It’s really more than just a celebration of independence. Think instead of the Estadounidense 4th of July, Rosh Hashanah, Thanksgiving and New Year’s Eve all rolled into one.
Even though Costco’s Christmas merchandise has been out on its shelves since the first week of August, the red, white and green decorations you see everywhere are not in celebration of Christmas. Those happen to be the national colors of Mexico, and bunting festoons practically every street and store.
While chiles en nogada is the dish most associated with the holiday, we make a big deal out of all traditional foods, even Jell-O, which is really the national dessert of Mexico. This morning, the fruit cocktail I picked up at the grocery store was done up in the tricolor: jicama, watermelon, and kiwi. My maid’s sister-in-law will attempt, as she does every year, to make tricolor tamales. We really get carried away, right down to wearing costumes which can amount to cowboy clothing, embroidered indigenous attire, rebozos, or even just something in red, white, green or all there. At the intersection, a vendor was selling Frito Bandito mustaches. Yes, I bought a couple. The week before I picked up a couple renditions of the Virgin of Guadalupe swathed in the Mexican flag.
The real celebration begins on the evening of the 15th, and not just because we Mexicans can never wait to begin a holiday. Porfirio Diaz, a president who did a whole lot of good until he overstayed his welcome,dying penniless in Paris, wanted the celebration to take place on his birthday, which happened to be on the 15th, and the idea caught on. At 11 p.m. on the 15th, goose-stepping soldiers (Now don’t get all worked up, we still do the Bellamy salute here, too.) over at the National Palace in the D.F. will hand over the flag to the President, who will be wearing a sash and accompanied by his wife who will be decked out in something Mexican, who’ll wave to the crowd from the balcony. No speeches will follow, just the ringing of the bell and yelling out of the Grito, “¡Mexicanos Viva Mexico! ¡Viva Miguel Hidalgo! ¡Viva Jose Maria Morelos y Pavon! ¡Viva Allende! ¡Viva Josefa Ortiz de Dominguez! ¡Viva Leona Vicario!” (or something like that, because there’s always a slight twist), to which the crowd will respond with “Viva Mexico,” finishing off with a repetition of “Viva Mexico” three times. And then bells will ring again, and the fireworks will follow. At the same time, the governor of each state and the presidente municipal of each city, and even the jefe de la tenencia (head suburban dude) will do likewise. Even those who are gathered together at a restaurant will stop the celebratory meal, stand up and shout out the Grito. If that doesn’t bring tears to your eyes, you’re probably a Communist.
This evening, everyone will be Mexican. And it will rain.
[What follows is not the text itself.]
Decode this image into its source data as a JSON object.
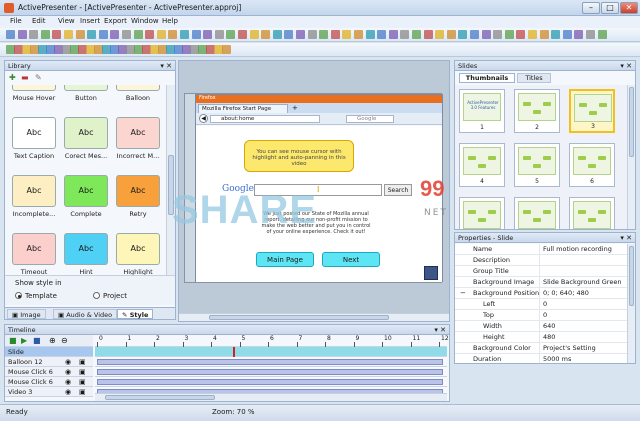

It always rains.
And on the 16th, we’ll recuperate, watching the parade, enjoying the federal holiday, and going to the mall.
Because Morelianos can’t get enough of a good thing, we’ll repeat all of that over again on the 29th of the month, which is the eve of Jose Ma. Morelos’ birthday.
The video has been shamelessly appropriated from Daniel Hernandez’ Intersections.